God has moved in powerful ways through New Life Radio, but when Russia invaded Ukraine things took a new and devastating turn.
“Now our current hurdle is a war initiated by Russia that is threatening the city of Odessa where we broadcast from,” Johnson said, “even though Odessa has been spared the horror and destruction of so many other Ukrainian cities.
“We have been forced to set up a remote studio in Iasi, Romania, just to preserve the radio network in case our radio facility in Odessa gets destroyed or loses our telecom network abilities.”
The tragic events in Ukraine are opening up new opportunities for God to work in that country, Johnson said.
“If we can survive intact, we are ready to begin an entirely new aspect of our broadcasting to provide new opportunities for Ukrainians to hear the word of God over local FM or internet, even as we continue to minister to the Russian-speaking world that also will suffer in their own way for a long time,” Johnson explained. “NLR will encourage the church in all these countries to be in the Word, and to do the work of an evangelist.”

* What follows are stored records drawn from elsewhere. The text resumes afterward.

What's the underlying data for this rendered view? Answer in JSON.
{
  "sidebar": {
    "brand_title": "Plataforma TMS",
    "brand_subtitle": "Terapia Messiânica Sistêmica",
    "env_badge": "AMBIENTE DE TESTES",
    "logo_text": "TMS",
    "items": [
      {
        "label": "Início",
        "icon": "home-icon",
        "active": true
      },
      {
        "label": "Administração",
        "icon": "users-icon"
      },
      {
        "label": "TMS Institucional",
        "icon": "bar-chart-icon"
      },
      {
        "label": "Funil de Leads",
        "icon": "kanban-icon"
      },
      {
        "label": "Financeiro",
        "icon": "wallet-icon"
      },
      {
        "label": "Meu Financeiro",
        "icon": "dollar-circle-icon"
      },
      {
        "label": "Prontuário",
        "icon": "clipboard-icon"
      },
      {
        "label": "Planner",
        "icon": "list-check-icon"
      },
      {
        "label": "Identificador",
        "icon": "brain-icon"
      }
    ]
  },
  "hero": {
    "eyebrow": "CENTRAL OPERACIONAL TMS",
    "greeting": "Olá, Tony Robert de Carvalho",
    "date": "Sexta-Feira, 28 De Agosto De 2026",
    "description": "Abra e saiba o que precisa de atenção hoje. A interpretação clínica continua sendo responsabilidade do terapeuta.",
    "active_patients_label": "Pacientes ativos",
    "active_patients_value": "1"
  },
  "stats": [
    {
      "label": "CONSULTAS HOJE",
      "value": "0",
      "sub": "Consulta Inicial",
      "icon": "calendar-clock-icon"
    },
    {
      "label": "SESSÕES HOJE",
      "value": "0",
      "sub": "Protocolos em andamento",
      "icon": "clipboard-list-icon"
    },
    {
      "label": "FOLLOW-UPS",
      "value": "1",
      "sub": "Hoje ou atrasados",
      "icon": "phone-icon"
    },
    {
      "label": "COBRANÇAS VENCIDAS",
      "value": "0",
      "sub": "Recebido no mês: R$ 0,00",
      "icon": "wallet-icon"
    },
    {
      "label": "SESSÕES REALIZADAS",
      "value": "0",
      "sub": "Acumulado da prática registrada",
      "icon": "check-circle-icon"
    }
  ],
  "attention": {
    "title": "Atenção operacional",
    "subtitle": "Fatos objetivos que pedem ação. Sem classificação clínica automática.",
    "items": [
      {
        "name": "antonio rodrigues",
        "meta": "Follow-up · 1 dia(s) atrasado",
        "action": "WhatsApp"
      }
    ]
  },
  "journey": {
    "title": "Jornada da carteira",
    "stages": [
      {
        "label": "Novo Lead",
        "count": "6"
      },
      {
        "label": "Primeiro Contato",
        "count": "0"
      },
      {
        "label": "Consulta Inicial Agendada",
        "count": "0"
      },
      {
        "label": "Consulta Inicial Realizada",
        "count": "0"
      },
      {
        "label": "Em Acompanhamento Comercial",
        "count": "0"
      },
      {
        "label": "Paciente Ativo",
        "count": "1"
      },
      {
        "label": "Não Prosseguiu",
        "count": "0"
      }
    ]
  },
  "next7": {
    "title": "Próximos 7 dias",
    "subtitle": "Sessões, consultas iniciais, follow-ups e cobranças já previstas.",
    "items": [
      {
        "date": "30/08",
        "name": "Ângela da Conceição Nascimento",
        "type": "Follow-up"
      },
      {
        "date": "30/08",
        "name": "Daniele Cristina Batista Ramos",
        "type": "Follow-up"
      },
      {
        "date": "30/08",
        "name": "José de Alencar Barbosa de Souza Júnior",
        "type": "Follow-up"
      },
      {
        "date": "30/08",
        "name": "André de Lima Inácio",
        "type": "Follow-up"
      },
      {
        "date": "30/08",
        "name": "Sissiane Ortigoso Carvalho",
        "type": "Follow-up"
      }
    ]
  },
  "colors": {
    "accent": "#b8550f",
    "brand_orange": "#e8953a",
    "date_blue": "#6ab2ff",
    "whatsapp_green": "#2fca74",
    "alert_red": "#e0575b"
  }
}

There are two keys to continued success for New Life Radio — prayer and financial support, Johnson said.
“Pray for peace,” He urged. “Pray for our staff as they continue to serve these nations at war, even at the risk of their lives from bombing.”
He noted that once the war is over, believers can pray that God opens the hearts of government officials to grant New Life Radio FM radio channels in hundreds of Ukrainian cities.
“Then pray that God provides us new missions partners in America,” Johnson added, “to help us with the funding that we need to subsidize this radio network for the evangelical church in Russia, Belarus, Ukraine and other nations that depend on our programming, to aid them in local evangelism and discipleship activities.
“New Life Radio has always provided Russia and Ukraine’s Baptist leaders free airtime, but we have never received Baptist support in America, save two small congregations,” he said. “We hope Baptists across America will step up to help us, because even as Ukraine needs humanitarian assistance, they will also need even more — the word of God — so they will have hope and faith and a reason to continue living.”
New Life Radio has been subsidized for 26 years by Christian Radio for Russia, which works with a small group of some 100 individual Christians across America who send personal contributions every month.